Rural Health Policy Project

Trump Administration’s New Medicaid Waiver Policy Will Increase Number of Uninsured: Kentucky Likely to be First Approved

I was in Kentucky last week where I spoke to an audience of health care providers and advocates about the success of the state’s Medicaid expansion and the giant step backwards its pending waiver proposal would be. I was relieved that the state’s pending waiver proposal wasn’t approved while I was there as my trip coincided with CMS Administrator Seema Verma’s appearance last week at the National Association of Medicaid Directors. Verma outlined the Administration’s new philosophy on the role of Medicaid and followed up with action particularly with respect to Section 1115 waivers as it removed “covering more people” as an objective of Medicaid waivers and made other changes on CMS website.

CMS also issued new process guidelines for both 1115 waivers and 1915 waivers and state plan amendments.

As readers of SayAhhh! know, Verma’s major policy speech about her vision for Medicaid included other troubling aspects and factual errors – one of which my colleague Andy Schneider blogged about the other day so I will focus more on the fact that covering fewer people seems to be a clear goal of this Administration. Kentucky’s waiver proposal is likely to be the first one approved that will meet that objective.

Kentucky’s Medicaid expansion has been critical to the state’s success in reducing the state’s uninsured rate for both adults and children and numerous studies have illustrated its health benefits. For adults, the uninsured rate declined from 20.6 percent in 2013 (prior to implementation of the ACA) to 7.1 percent in 2016 – one of the sharpest declines in the country. The uninsured rate for children in Kentucky also improved during that time period – from 5.9 percent to 3.2 percent – ahead of the national average of 4.5 percent.

Yet Governor Bevin, who ran on the now all too familiar refrain of repealing the Affordable Care Act, has a sweeping proposal to make changes to the state’s Medicaid expansion that, according to the state’s own projections, would eliminate coverage for almost 100,000 adults in Kentucky’s Medicaid program in the fifth year of the waiver’s implementation.[1] The state doesn’t really say this out loud, but it is clear when you take a look at their enrollment projections that from the basis of their budget neutrality submission and do the math.

This coverage loss is likely to disproportionately affect rural areas of Kentucky, which have seen enormous benefit from the Medicaid expansion. We have lots of data on this you can check out here, but one amazing factoid here is that six of the ten counties nationwide with the largest share of Medicaid enrollees is in Kentucky.

One of the most notorious ways Kentucky will cut coverage is through the proposed work/community service requirement that it is widely expected to be approved by CMS soon. Less well known, but equally if not more pernicious in my view, is a 6-month lockout period for those who fail to report a “change in circumstance” such as a slight fluctuation in earnings within ten days. This would result in loss of coverage, a civil or criminal penalty (not yet determined) for fraud (!) and a six-month lockout from coverage. Given that low-wage workers often experience fluctuations in income due to shift work, changing hours, seasonal employment and other features of the low-wage economy, this is a huge burden to place on these workers and no doubt will result in coverage losses and lockouts. Increasing bureaucratic barriers to coverage and imposing lockouts and severe penalties on low-wage workers who miss a deadline for reporting income fluctuations are also inconsistent with the rhetoric we’ve all heard from this Administration about helping working people and cutting red-tape.

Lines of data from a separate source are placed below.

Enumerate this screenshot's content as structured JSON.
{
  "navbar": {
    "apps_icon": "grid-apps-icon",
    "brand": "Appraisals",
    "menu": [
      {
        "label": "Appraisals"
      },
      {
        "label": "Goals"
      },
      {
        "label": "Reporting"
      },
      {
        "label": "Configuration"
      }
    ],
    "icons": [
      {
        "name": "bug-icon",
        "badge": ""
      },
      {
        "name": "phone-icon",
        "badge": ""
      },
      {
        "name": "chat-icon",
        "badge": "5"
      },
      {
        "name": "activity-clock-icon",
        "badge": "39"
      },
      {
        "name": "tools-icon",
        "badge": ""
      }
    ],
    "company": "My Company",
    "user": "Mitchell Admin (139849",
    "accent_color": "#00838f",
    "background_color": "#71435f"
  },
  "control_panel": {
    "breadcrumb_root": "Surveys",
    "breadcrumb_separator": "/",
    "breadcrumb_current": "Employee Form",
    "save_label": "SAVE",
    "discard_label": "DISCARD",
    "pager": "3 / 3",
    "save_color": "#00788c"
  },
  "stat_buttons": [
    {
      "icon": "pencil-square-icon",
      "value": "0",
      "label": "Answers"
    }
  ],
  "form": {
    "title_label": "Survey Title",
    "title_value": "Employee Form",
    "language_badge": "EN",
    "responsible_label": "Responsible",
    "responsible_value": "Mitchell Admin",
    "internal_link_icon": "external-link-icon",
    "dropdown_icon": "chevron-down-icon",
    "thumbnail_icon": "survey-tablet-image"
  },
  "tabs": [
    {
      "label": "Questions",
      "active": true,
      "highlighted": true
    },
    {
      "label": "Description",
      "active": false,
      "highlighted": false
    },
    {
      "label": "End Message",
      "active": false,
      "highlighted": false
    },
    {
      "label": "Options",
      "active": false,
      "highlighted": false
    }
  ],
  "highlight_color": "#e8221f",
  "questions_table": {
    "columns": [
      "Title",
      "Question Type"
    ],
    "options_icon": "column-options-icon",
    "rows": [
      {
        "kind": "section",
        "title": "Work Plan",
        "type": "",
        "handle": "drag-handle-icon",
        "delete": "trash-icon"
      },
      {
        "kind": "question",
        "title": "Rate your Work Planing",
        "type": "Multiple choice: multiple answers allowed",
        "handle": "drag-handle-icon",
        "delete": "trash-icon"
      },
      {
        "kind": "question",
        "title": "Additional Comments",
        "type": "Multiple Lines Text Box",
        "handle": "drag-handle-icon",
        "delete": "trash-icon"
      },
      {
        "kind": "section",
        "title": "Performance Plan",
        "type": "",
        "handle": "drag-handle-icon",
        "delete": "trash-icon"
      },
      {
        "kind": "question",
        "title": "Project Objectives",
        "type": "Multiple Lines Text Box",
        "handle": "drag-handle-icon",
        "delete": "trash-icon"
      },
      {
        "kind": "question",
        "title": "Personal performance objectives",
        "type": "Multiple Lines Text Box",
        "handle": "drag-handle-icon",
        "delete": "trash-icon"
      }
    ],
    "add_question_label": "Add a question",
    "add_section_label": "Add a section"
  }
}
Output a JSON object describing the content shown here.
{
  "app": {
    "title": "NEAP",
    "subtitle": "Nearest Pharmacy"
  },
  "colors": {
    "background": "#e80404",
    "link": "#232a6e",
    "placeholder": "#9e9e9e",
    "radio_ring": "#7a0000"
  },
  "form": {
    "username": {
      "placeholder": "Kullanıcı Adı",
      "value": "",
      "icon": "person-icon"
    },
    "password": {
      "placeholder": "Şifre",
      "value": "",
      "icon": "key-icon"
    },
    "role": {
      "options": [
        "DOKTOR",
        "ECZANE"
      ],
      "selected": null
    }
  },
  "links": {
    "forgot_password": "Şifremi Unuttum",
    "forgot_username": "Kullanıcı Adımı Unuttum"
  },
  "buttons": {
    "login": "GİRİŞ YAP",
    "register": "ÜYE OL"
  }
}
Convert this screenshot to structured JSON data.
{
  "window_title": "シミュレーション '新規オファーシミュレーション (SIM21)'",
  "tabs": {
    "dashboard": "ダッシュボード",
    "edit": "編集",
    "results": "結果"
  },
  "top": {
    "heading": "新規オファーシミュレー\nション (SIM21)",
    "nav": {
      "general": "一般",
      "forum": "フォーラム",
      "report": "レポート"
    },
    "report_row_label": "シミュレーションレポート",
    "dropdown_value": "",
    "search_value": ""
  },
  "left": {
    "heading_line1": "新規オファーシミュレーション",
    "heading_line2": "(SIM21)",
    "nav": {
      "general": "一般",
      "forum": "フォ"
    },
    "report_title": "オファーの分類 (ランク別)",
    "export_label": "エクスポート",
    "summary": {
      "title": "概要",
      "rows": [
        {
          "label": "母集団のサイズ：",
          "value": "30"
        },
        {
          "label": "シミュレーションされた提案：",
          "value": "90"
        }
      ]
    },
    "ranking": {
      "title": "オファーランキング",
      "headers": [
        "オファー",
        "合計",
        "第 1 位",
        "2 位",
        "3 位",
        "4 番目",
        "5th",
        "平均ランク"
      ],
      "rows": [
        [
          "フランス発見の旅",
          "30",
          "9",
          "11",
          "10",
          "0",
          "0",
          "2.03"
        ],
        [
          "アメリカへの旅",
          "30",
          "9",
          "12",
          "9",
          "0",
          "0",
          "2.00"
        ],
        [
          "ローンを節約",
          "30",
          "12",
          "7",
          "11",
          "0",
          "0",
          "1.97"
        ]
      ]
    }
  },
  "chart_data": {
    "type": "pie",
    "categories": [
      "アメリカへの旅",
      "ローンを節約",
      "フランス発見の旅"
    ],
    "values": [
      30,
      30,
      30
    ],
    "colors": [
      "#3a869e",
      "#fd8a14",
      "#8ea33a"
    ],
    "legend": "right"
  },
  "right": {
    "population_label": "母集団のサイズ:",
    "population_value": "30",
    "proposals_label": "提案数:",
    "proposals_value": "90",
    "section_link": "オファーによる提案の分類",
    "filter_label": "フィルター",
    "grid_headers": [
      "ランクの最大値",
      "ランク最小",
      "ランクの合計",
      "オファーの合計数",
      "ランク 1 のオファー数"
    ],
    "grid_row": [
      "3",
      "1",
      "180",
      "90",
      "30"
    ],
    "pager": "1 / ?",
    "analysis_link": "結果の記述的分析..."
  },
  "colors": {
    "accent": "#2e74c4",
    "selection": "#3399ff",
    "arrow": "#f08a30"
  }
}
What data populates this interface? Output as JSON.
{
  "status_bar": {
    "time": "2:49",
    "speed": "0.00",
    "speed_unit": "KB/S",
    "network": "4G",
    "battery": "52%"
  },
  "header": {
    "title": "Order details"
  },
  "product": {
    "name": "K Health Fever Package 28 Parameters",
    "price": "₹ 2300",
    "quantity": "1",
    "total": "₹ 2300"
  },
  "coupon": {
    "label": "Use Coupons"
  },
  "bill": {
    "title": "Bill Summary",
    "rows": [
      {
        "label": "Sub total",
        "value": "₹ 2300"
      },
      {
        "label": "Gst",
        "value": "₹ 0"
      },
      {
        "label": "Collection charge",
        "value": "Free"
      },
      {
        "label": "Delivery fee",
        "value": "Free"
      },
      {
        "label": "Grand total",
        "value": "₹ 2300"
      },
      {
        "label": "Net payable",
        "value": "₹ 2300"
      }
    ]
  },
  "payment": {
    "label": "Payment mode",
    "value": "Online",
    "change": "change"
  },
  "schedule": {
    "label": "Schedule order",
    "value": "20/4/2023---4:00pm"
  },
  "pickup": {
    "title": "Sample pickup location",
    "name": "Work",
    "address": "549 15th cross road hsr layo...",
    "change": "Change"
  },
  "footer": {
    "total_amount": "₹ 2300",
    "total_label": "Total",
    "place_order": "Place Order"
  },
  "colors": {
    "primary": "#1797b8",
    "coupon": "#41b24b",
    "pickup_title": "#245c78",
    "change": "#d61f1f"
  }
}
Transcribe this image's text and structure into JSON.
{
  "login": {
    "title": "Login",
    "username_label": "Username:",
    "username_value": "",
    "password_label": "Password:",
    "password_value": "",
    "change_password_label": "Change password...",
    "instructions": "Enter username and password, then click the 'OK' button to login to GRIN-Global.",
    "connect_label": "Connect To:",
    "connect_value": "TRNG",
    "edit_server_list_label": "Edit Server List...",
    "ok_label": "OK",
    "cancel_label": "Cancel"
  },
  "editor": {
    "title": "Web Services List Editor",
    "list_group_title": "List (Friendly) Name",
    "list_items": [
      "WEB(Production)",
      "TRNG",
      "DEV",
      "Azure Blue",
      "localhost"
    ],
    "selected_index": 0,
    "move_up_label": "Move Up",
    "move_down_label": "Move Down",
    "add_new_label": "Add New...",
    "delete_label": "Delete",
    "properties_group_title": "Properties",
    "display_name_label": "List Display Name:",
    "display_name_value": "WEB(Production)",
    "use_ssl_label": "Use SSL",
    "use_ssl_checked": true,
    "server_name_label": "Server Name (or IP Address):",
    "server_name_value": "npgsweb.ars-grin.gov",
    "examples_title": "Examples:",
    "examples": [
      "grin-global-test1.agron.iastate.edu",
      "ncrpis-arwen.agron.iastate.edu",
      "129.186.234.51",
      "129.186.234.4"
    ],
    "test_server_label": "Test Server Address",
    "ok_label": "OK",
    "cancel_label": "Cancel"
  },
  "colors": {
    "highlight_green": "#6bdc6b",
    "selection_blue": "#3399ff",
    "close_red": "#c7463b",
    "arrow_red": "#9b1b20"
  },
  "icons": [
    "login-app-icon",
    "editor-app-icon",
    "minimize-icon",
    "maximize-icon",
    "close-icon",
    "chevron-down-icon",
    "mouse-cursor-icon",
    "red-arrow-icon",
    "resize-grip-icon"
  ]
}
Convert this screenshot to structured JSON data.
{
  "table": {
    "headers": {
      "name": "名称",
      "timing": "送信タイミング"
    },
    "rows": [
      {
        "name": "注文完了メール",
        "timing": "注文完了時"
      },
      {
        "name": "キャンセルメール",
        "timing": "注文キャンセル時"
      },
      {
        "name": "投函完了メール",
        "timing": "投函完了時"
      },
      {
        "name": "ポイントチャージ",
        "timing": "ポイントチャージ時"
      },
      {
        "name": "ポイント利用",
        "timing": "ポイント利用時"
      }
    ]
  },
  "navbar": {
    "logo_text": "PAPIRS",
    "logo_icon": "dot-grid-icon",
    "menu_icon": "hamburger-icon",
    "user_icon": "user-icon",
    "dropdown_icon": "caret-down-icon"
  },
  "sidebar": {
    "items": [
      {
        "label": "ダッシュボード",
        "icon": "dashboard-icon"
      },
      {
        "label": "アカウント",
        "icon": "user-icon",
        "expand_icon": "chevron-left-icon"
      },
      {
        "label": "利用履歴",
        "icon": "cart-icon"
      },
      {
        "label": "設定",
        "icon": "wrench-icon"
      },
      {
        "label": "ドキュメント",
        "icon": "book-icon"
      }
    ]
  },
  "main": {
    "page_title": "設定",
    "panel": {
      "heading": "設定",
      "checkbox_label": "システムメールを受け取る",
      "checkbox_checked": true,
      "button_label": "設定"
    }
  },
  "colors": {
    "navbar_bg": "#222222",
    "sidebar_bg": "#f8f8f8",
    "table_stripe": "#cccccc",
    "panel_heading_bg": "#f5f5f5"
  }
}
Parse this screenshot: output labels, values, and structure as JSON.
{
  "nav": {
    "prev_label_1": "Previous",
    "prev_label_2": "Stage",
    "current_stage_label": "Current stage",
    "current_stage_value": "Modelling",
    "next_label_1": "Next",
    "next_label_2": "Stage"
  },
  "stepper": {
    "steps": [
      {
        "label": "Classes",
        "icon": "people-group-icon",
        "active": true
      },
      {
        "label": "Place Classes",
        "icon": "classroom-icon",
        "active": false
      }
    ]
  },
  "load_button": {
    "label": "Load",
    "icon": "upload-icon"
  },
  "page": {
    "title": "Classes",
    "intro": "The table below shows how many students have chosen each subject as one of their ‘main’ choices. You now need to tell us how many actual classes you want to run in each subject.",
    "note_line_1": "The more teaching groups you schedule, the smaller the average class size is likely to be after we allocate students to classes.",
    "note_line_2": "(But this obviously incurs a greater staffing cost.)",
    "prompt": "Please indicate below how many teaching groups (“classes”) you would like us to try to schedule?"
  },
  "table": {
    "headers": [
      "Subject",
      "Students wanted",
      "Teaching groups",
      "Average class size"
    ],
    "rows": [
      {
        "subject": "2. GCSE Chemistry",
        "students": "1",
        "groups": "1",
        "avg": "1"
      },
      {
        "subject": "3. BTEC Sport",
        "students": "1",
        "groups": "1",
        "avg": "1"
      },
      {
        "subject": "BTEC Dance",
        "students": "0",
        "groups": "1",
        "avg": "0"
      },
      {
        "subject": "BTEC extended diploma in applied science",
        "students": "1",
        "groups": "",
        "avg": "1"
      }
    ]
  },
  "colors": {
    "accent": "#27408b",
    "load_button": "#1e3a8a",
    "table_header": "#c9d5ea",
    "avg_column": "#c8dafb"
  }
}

By the way, both of these provisions will likely result in substantial administrative costs that don’t get factored into “budget neutrality” equations in waiver agreements. So, in other words, Kentucky could wind up spending more money to cover fewer people.

Helping people find jobs is a good thing as a societal objective. But Medicaid is a health insurance program, not a job training one. The work requirement is a misguided policy that won’t result in lowering unemployment rates but will lead to loss of Medicaid coverage.

As I blogged about a while back, Indiana’s own evaluator predicts that approximately 25,000 people will lose coverage as a result of the work requirement the state is seeking to impose. But it is not just the work requirement that is at issue here – punitive lockouts are also being pursued by Indiana.

When people lose coverage, their health care needs don’t go away. They are just less likely to access primary and preventive care and needed treatments like prescription drugs, leading to worse health outcomes and trips to the ER. And to my mind, making people uninsured is clearly not an objective of the Medicaid program – and as such waiver policy that heads in that direction is fundamentally flawed.

See p. 12 “With Waiver” budget neutrality calculations here

Joan Alker is the Executive Director of the Center for Children and Families and a Research Professor at the Georgetown McCourt School of Public Policy.